Not to mention that he’s finally seemed to give in a little to his physical appeal, a quality that undeniably drew a large portion of viewers to his show in the first place (and that’s doubtlessly bolstered by the switch to slightly smarter apparel). While Noah’s smarts have always overridden his physical appearance, and he seems (understandably) resistant to alluding to his good looks, it’s a widely discussed aspect of his persona that contributes significantly to his endearing quality.
During some of the time he carved out of the special for feminism, Noah alludes very briefly to his own sexuality while he picks on the derogatory use of the word “pussy” and its incongruity with the characteristics of an actual vagina. “In my personal experience,” he says slyly, inducing a strong round of cheers, “the pussy is one of the strongest things I’ve encountered in my life.” For one of the first few times in his career, he’s deliberately flirting with his audience in a not-so-subtle allusion that clues us into his own awareness of his looks.

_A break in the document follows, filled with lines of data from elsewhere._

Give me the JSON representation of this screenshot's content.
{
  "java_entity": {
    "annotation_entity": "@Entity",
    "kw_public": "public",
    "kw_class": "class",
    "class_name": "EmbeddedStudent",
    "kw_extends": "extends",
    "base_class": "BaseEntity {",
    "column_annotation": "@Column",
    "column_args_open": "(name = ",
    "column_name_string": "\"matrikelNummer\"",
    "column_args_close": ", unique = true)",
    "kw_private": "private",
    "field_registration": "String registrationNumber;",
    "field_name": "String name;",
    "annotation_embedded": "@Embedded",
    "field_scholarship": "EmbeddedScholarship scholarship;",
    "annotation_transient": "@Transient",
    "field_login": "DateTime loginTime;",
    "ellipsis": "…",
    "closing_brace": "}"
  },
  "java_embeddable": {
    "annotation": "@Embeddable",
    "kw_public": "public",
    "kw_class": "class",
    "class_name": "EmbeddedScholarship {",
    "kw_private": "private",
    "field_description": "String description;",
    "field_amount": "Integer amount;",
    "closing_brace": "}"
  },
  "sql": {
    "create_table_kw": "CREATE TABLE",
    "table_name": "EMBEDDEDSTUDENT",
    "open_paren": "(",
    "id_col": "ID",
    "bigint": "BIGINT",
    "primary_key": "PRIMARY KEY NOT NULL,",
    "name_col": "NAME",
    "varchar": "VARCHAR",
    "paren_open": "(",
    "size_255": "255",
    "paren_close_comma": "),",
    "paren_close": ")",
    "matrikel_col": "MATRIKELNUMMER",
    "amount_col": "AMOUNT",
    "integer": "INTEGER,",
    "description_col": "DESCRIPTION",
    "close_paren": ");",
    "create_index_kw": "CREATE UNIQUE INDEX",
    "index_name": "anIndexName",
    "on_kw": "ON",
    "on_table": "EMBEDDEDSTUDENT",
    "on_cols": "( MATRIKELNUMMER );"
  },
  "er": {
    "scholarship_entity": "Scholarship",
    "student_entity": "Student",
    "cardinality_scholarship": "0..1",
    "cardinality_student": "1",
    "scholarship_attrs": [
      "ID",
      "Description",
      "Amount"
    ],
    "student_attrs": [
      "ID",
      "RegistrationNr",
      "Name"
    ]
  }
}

At the same time, he maintains a childish quality that might be irritating if he weren’t, in reality, so much wiser than his years. He goes on digressions for silly sound effects, gallops around the stage making slapstick-y gestures, and admits he’s, as the title claims, “afraid of the dark.”
Noah’s childishness also comes across in the wondrous attitude he portrays for New York and, more broadly, America, thanking his audience multiple times for “making his dreams come true” by letting him come to the Big Apple to perform. In reality, though, it’s his audience that’s usually thanking him, not just for the solace he’s providing—and will doubtlessly continue to provide—in a world where mad extremists and horrific tragedy abound, but also for offering a certain hope in the face of all this evil.
It’s never concrete—he’s not proposing ways to cure the world of its many ailments—but he represents a possibility for union in a world where common ground seems impossible. The fact that he was not supposed to even exist, that he was born because two people separated by lawfully enforced discrimination found a way to be together, is symbolic of his larger role in the world of entertainment. He sees a terrifying world, and instead of turning his back on it, he delves into it with genuine curiosity, carefully dissecting the differences that polarize the world and searching for some hint of consensus amidst the hate and violence.